The plan always was to be competing at Tokyo 2020, but Shaw just never imagined this particular path would be the one to take her there.
Player’s Own Voice podcast host Anastasia Bucsis meets the Canadian Paralympian as she sets her sights on the next world championship races in Milton, Ont.
Like the CBC Sports’ Player’s Own Voice essay series, POV podcast lets athletes speak to Canadians about issues from a personal perspective. To listen to Keely Shaw and earlier guests this season, subscribe for free on iTunes, Google Podcasts, Stitcher, Tune In or wherever you get your other podcasts.
Dylan Moscovitch enjoyed a long and storied career as a pairs figure skater, but he’s in his early 30s now. Even though he’s still a young man, he knew two years ago he was done with competition.
So Moscovitch did some reflecting: he had spent half a lifetime learning how to be an elite athlete. What could he do with those hard-won skills in act 2 of his life? Physical performance? Check. Ability to memorize, rehearse and sell gestures and moods? Check. He was comfortable in front of audiences and clusters of judges. He figured it out pretty quickly — he had nailed most of the core skills for professional acting.
But as he says to Anastasia Bucsis on the Player’s Own Voice podcast this week, there was an unexpected wrinkle. Athletes are trained to perform with confidence, while actors need to perform with vulnerability. How do you learn that?
Reinventing yourself is what it’s all about on this week’s podcast.
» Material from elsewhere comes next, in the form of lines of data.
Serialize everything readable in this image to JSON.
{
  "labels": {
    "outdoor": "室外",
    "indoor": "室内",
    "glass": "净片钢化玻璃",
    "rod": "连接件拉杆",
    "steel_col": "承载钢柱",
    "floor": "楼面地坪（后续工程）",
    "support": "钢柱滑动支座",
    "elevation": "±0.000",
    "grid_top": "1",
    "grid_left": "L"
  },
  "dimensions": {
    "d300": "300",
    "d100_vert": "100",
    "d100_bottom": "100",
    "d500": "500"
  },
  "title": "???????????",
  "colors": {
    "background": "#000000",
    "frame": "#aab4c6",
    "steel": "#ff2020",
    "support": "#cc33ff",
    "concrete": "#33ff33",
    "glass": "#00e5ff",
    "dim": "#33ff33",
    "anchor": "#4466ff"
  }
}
Like the CBC Sports’ Player’s Own Voice essay series, POV podcast lets athletes speak to Canadians about issues from a personal perspective. To listen to Dylan Moscovitch and earlier guests this season, subscribe for free on iTunes, Google Podcasts, Stitcher, Tune In or wherever you get your other podcasts.
It is hard to think of a more famous 9.84 seconds in Canadian sports history.
It took a lifetime of confident concentration to bring sprinter Donovan Bailey to the line for the race that made him king of the world.
Anastasia Bucsis, host of Player’s Own Voice Podcast, explores self-assurance with Bailey. Without that confidence, track history could very well have been different.
Bucsis and Bailey zero in on one race to talk it through, because the thing we may forget, looking back at his triumphant 100 metres in the 1996 Olympics, was just how agonizing the race was for competitors. It took an eternity to get underway. False start followed false start. The disqualified Linford Christie even refused to clear the blocks for a while. But through it all, Bailey kept his composure and his certainty of victory.
He gives full credit for that confidence to his parents. Which is not to say they were stroking his ego. On the contrary, when Bailey was breaking world records, his folks often didn’t even choose to attend, and both loving parents maintained a cool attitude about their son’s growing fame and accomplishments.
Much like the CBC Sports’ Player’s Own Voice essay series, POV podcast lets athletes speak to Canadians about issues from a personal perspective. To listen to Donovan Bailey and earlier guests this season, subscribe for free on iTunes, Google Podcasts, Stitcher, Tune In or wherever you get your other podcasts.